1. Stocks and logistics
Indeed, in order for an e-merchant to generate significant revenues, he must have a large depth of catalog: vast references, regularly supplied stocks... This requires a significant investment.
In addition, the manager of a merchant site must also be able to manage logistics and the shipment of products directly to the end customer.
On the contrary, the Marketplace operator does not have an inventory: his role is to put buyers in contact with third party sellers. It is the latter who directly manage the inventory and ship the products.
Although some functions are found in both activities, such as management or marketing, the core business of the Marketplace operator and the e-merchant differ.
Indeed, the job of a Marketplace operator is above all to find and integrate sellers on its platform, as well as to manage the acquisition of traffic on the site.
The manager of a merchant site must focus on the purchase of merchandise, customer support (the part delegated to the sellers in the "Marketplace" model), manage its stocks soundly and take charge of the shipment of its products.
3. Business model
In a classic e-commerce scheme, the manager buys products, which he then resells on his site at a higher price, in order to generate a margin for his business. A good budget management is thus induced by a good sourcing of suppliers.
The Marketplace operator, for its part, is generally remunerated on a commission taken from each sale. His commercial approach is therefore based on business volume: the higher the sales, the more his income will increase.
One of the great strengths of the Marketplace is the decentralization of inventory to its vendors. This makes it possible to aggregate an almost infinite number of references, to put sellers in competition with each other on certain products, thus making it possible to offer attractive prices (and thus increase sales), and to push merchants to display impeccable customer service (thanks to the instructions left by buyers).
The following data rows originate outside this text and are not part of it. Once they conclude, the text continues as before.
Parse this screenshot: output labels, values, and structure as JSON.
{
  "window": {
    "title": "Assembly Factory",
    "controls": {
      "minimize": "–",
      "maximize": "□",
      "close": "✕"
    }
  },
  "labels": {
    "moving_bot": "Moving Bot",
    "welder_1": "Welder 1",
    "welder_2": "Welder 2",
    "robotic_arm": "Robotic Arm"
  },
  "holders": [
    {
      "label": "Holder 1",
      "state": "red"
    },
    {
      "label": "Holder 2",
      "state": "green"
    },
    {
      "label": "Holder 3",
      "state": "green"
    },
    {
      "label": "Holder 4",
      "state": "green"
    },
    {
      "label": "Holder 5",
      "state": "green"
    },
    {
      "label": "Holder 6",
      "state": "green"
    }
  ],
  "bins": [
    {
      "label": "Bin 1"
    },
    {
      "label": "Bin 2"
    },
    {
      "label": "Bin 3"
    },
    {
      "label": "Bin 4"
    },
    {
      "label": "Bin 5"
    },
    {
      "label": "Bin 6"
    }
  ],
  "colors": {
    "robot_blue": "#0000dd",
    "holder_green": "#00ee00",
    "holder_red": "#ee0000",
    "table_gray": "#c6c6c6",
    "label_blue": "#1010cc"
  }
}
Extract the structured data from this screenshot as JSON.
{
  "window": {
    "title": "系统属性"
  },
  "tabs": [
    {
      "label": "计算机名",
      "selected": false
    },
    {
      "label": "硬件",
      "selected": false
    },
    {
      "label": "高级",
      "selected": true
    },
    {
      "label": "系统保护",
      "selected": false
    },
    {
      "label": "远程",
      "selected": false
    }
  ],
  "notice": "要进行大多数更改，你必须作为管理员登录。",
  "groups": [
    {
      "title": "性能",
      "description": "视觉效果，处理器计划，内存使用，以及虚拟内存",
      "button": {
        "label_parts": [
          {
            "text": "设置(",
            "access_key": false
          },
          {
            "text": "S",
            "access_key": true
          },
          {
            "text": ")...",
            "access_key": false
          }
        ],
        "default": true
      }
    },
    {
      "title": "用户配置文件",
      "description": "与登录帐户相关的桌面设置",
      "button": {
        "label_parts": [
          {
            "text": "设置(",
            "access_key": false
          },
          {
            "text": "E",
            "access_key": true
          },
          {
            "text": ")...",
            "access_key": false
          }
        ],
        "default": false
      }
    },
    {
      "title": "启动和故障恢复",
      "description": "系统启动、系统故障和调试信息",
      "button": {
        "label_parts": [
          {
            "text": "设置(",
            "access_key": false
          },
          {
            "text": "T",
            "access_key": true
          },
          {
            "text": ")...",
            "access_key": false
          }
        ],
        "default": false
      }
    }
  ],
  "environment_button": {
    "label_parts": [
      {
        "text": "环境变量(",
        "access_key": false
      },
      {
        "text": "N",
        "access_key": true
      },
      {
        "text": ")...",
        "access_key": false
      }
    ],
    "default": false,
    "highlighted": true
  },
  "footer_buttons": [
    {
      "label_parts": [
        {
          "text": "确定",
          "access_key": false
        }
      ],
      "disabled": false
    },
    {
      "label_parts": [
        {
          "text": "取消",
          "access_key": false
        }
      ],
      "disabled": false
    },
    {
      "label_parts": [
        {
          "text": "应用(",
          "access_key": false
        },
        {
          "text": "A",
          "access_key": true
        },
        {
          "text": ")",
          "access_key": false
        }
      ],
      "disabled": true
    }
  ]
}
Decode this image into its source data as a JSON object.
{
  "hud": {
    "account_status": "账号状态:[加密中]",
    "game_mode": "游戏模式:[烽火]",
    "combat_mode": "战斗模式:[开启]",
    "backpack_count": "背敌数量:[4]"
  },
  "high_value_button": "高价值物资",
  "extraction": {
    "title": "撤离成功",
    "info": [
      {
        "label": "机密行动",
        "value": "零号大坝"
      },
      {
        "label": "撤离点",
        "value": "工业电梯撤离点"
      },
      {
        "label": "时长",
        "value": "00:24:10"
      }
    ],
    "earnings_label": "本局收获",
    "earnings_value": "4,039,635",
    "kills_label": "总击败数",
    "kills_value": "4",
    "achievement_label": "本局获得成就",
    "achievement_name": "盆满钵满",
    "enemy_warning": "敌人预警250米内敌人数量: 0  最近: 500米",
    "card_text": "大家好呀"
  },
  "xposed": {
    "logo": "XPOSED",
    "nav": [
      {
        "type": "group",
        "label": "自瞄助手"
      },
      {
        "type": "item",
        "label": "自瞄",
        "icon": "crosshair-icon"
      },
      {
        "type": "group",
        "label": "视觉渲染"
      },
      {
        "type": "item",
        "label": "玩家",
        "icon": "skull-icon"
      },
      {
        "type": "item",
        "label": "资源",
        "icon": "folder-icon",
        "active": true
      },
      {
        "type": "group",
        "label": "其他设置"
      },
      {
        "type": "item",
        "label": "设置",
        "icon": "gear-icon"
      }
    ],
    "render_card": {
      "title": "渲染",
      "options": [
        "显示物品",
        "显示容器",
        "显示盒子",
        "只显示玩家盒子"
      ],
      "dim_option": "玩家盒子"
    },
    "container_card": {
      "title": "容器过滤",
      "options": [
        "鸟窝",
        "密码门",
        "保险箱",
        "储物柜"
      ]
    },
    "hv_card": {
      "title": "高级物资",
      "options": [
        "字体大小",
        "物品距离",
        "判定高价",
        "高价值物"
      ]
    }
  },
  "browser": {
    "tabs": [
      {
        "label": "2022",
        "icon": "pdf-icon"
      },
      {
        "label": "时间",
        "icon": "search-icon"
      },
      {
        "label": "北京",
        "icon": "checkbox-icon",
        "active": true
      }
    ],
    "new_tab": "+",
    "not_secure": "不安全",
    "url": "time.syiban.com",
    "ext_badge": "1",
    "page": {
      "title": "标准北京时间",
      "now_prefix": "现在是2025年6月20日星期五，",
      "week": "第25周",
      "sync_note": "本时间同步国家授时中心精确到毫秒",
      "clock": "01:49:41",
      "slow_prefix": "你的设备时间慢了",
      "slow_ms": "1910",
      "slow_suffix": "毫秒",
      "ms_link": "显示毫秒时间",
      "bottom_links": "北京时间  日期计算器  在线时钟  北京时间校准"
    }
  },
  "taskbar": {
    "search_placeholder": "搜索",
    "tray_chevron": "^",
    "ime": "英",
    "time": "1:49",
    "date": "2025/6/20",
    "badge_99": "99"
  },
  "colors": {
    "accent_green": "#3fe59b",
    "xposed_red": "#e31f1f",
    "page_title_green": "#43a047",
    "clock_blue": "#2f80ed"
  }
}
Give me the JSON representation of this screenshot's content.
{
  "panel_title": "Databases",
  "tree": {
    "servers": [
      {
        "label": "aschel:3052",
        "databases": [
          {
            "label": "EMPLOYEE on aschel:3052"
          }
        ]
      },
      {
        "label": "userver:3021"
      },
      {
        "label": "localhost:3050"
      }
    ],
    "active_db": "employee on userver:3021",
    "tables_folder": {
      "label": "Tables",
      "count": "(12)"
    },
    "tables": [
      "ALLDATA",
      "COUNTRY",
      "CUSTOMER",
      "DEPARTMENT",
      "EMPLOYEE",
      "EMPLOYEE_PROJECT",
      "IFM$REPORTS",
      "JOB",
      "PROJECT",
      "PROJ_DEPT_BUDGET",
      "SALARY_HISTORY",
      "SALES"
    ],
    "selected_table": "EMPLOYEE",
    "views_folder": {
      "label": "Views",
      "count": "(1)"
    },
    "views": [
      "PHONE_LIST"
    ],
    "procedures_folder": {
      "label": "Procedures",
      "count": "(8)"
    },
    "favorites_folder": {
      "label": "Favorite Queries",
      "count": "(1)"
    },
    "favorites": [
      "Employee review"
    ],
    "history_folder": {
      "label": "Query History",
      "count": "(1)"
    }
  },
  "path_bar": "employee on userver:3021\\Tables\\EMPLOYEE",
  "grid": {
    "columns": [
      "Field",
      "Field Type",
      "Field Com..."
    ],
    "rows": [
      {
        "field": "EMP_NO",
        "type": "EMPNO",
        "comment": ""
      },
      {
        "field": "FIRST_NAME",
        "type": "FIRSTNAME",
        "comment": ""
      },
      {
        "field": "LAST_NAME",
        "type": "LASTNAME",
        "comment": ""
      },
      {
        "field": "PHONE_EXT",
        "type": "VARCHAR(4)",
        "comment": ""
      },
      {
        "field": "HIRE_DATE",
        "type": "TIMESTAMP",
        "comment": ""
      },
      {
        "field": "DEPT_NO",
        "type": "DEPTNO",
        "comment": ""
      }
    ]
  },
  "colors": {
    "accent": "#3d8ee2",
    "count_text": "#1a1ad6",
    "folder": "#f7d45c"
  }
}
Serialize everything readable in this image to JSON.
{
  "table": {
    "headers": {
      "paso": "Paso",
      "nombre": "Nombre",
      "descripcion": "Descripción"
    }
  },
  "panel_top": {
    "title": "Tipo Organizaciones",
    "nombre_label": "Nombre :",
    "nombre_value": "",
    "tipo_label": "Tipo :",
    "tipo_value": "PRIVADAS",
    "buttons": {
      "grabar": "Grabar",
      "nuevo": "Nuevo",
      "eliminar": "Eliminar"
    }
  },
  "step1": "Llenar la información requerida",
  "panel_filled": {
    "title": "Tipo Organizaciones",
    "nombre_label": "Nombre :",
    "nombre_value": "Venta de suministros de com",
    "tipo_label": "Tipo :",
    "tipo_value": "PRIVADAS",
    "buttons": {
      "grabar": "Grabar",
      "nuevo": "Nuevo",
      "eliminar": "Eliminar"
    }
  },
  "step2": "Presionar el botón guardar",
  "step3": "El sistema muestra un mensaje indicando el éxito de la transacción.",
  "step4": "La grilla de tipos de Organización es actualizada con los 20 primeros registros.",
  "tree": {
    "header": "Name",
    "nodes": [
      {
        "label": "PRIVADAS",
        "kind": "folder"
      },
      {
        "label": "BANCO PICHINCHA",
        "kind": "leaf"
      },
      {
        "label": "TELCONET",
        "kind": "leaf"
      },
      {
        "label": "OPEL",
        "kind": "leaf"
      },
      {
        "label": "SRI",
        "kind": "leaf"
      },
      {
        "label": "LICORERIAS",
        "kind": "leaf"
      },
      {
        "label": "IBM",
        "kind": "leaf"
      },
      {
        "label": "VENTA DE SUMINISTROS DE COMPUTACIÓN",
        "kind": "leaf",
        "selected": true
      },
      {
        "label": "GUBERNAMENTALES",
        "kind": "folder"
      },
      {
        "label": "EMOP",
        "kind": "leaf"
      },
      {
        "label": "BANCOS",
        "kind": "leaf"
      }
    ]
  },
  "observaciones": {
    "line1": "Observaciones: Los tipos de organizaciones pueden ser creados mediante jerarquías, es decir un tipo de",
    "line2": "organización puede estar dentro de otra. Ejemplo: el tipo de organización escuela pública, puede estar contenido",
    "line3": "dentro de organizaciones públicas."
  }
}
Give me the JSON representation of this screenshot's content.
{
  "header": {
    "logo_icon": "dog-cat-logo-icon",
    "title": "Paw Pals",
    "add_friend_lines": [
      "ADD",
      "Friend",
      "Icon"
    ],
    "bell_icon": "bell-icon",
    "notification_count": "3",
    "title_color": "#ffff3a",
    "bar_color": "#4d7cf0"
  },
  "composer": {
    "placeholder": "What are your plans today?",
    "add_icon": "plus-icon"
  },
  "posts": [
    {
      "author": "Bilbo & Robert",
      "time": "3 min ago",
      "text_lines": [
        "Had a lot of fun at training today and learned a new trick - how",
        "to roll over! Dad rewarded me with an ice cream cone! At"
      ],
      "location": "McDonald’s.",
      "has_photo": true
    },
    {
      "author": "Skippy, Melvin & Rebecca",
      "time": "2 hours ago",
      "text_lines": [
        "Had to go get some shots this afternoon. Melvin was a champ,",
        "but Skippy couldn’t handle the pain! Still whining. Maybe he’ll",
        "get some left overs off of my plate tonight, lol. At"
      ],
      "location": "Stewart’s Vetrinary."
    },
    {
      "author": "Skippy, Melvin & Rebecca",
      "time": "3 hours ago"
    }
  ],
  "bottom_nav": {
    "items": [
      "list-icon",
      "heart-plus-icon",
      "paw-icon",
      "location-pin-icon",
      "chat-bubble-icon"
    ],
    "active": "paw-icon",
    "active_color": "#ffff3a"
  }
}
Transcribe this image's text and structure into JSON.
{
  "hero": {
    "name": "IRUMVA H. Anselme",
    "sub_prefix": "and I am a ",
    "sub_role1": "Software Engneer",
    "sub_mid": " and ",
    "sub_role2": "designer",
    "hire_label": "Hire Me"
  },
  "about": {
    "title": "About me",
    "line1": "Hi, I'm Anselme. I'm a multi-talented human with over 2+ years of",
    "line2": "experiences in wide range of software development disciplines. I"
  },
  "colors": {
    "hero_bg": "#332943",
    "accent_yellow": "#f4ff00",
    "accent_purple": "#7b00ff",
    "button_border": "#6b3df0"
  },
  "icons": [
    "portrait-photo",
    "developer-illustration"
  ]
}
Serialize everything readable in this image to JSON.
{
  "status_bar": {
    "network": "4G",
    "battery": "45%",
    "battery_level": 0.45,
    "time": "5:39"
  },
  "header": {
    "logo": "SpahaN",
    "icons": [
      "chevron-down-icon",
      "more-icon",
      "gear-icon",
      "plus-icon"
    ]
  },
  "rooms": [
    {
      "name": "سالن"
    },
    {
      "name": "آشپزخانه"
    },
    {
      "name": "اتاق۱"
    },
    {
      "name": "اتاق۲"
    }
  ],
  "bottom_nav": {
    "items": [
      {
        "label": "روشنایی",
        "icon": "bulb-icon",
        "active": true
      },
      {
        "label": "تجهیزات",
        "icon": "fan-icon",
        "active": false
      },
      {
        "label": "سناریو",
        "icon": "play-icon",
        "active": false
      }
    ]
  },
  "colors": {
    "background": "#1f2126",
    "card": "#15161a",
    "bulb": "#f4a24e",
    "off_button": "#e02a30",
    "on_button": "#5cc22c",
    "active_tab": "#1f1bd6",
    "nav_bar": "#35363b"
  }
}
An e-merchant's catalog, on the other hand, depends on its storage and logistics capacities, and is therefore very limited.
For example, on the Amazon site, king of e-commerce and logistics, there are 2.8 million "Amazon" products, the rest, more than 285 million, are sold by Marketplace sellers.
5. Legal status
From a legal point of view, the Marketplace operator acts as a broker, providing a secure platform for the transaction. The legal responsibility for the products is therefore imputed to the seller.
Conversely, the manager of an e-commerce site is legally responsible for the products sold.
And if a buyer decides to take legal action following damage caused by a product/service sold on the Marketplace, the operator is covered: it is the seller who must be heard.
More information on legal issues can be found on the website of Haas Attorneys at Law, which specialises in the Marketplace.
While building an e-commerce site is now simple, thanks to numerous SaaS or open-source technologies (from Shopify to SAP Hybris, via Magento), few platforms allow you to create a marketplace. E-commerce CMSs are in fact not natively thought of as "multi-seller" (and all the attributes that come with it: payment, invoicing, synchronisation of flows with external IS, commission models, logistics management etc.).
IZBERG, the most complete Product and Services Marketplace solution on the market, meets precisely this need, and now equips many players, such as Vente-Privée, Europ Assistance, Suez and Gifi. In addition, IZBERG can be integrated in less than 4 months with any type of front-end technology, from e-commerce CMS to a custom framework.
Thus, for a multi-brand pure-player, the Marketplace is much less risky than a classic merchant site. And this disintermediation mechanism will see two strong trends in the years to come: the B2B sector, which is still not very digitalized, and Services platforms, making it possible to reinvent sometimes dusty business models.